Restate each of the lines given below, word for word.

##### Data for analysis #####

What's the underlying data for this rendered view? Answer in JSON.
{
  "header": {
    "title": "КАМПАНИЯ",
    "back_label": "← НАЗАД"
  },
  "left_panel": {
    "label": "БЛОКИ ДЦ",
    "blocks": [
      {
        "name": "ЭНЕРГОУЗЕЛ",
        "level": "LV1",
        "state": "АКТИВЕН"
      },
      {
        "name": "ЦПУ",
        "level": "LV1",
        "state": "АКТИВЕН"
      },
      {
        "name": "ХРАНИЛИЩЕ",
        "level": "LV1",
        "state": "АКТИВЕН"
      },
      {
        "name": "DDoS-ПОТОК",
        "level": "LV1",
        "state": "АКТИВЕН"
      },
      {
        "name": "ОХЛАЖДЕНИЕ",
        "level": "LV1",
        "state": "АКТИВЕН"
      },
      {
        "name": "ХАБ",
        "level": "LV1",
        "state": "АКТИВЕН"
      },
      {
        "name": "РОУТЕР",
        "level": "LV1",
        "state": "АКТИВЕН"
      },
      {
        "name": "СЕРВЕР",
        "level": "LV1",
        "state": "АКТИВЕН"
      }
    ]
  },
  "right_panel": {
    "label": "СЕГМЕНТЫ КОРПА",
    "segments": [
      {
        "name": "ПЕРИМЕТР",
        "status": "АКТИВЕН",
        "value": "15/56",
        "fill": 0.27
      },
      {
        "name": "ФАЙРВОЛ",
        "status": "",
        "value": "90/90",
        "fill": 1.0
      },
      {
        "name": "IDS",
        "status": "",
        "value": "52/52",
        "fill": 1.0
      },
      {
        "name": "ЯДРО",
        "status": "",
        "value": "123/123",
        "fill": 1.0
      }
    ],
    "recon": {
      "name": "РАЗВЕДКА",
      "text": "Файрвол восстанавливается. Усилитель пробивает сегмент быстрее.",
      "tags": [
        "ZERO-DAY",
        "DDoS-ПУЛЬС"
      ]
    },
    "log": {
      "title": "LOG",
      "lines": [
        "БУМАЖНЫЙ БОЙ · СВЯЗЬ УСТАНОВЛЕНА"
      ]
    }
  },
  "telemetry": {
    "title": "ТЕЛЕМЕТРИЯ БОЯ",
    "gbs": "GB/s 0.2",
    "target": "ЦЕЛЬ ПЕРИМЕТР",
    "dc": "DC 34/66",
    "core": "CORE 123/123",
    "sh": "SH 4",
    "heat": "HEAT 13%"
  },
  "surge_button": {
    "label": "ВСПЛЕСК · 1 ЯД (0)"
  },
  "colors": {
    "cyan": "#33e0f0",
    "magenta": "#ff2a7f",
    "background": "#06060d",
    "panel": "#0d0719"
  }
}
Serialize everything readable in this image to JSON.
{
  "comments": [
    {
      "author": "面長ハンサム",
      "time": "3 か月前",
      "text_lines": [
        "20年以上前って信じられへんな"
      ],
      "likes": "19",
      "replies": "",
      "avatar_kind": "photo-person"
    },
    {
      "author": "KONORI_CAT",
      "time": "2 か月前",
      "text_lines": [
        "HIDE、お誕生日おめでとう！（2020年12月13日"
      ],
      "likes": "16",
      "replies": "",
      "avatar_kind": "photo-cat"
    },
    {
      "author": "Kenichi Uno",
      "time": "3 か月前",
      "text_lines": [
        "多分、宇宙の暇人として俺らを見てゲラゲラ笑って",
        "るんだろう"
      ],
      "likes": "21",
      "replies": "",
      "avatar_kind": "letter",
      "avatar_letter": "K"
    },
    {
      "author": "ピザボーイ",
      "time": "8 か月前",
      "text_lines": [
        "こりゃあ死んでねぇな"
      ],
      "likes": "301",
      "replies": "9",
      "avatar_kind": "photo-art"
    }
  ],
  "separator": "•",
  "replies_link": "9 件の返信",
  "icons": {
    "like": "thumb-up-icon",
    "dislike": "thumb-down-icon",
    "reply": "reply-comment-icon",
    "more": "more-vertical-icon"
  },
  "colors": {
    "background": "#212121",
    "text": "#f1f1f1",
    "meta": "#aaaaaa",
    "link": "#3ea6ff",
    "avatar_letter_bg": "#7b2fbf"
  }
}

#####

▶ Solution to the exercise:
What's the underlying data for this rendered view? Answer in JSON.
{
  "header": {
    "title": "КАМПАНИЯ",
    "back_label": "← НАЗАД"
  },
  "left_panel": {
    "label": "БЛОКИ ДЦ",
    "blocks": [
      {
        "name": "ЭНЕРГОУЗЕЛ",
        "level": "LV1",
        "state": "АКТИВЕН"
      },
      {
        "name": "ЦПУ",
        "level": "LV1",
        "state": "АКТИВЕН"
      },
      {
        "name": "ХРАНИЛИЩЕ",
        "level": "LV1",
        "state": "АКТИВЕН"
      },
      {
        "name": "DDoS-ПОТОК",
        "level": "LV1",
        "state": "АКТИВЕН"
      },
      {
        "name": "ОХЛАЖДЕНИЕ",
        "level": "LV1",
        "state": "АКТИВЕН"
      },
      {
        "name": "ХАБ",
        "level": "LV1",
        "state": "АКТИВЕН"
      },
      {
        "name": "РОУТЕР",
        "level": "LV1",
        "state": "АКТИВЕН"
      },
      {
        "name": "СЕРВЕР",
        "level": "LV1",
        "state": "АКТИВЕН"
      }
    ]
  },
  "right_panel": {
    "label": "СЕГМЕНТЫ КОРПА",
    "segments": [
      {
        "name": "ПЕРИМЕТР",
        "status": "АКТИВЕН",
        "value": "15/56",
        "fill": 0.27
      },
      {
        "name": "ФАЙРВОЛ",
        "status": "",
        "value": "90/90",
        "fill": 1.0
      },
      {
        "name": "IDS",
        "status": "",
        "value": "52/52",
        "fill": 1.0
      },
      {
        "name": "ЯДРО",
        "status": "",
        "value": "123/123",
        "fill": 1.0
      }
    ],
    "recon": {
      "name": "РАЗВЕДКА",
      "text": "Файрвол восстанавливается. Усилитель пробивает сегмент быстрее.",
      "tags": [
        "ZERO-DAY",
        "DDoS-ПУЛЬС"
      ]
    },
    "log": {
      "title": "LOG",
      "lines": [
        "БУМАЖНЫЙ БОЙ · СВЯЗЬ УСТАНОВЛЕНА"
      ]
    }
  },
  "telemetry": {
    "title": "ТЕЛЕМЕТРИЯ БОЯ",
    "gbs": "GB/s 0.2",
    "target": "ЦЕЛЬ ПЕРИМЕТР",
    "dc": "DC 34/66",
    "core": "CORE 123/123",
    "sh": "SH 4",
    "heat": "HEAT 13%"
  },
  "surge_button": {
    "label": "ВСПЛЕСК · 1 ЯД (0)"
  },
  "colors": {
    "cyan": "#33e0f0",
    "magenta": "#ff2a7f",
    "background": "#06060d",
    "panel": "#0d0719"
  }
}
Serialize everything readable in this image to JSON.
{
  "comments": [
    {
      "author": "面長ハンサム",
      "time": "3 か月前",
      "text_lines": [
        "20年以上前って信じられへんな"
      ],
      "likes": "19",
      "replies": "",
      "avatar_kind": "photo-person"
    },
    {
      "author": "KONORI_CAT",
      "time": "2 か月前",
      "text_lines": [
        "HIDE、お誕生日おめでとう！（2020年12月13日"
      ],
      "likes": "16",
      "replies": "",
      "avatar_kind": "photo-cat"
    },
    {
      "author": "Kenichi Uno",
      "time": "3 か月前",
      "text_lines": [
        "多分、宇宙の暇人として俺らを見てゲラゲラ笑って",
        "るんだろう"
      ],
      "likes": "21",
      "replies": "",
      "avatar_kind": "letter",
      "avatar_letter": "K"
    },
    {
      "author": "ピザボーイ",
      "time": "8 か月前",
      "text_lines": [
        "こりゃあ死んでねぇな"
      ],
      "likes": "301",
      "replies": "9",
      "avatar_kind": "photo-art"
    }
  ],
  "separator": "•",
  "replies_link": "9 件の返信",
  "icons": {
    "like": "thumb-up-icon",
    "dislike": "thumb-down-icon",
    "reply": "reply-comment-icon",
    "more": "more-vertical-icon"
  },
  "colors": {
    "background": "#212121",
    "text": "#f1f1f1",
    "meta": "#aaaaaa",
    "link": "#3ea6ff",
    "avatar_letter_bg": "#7b2fbf"
  }
}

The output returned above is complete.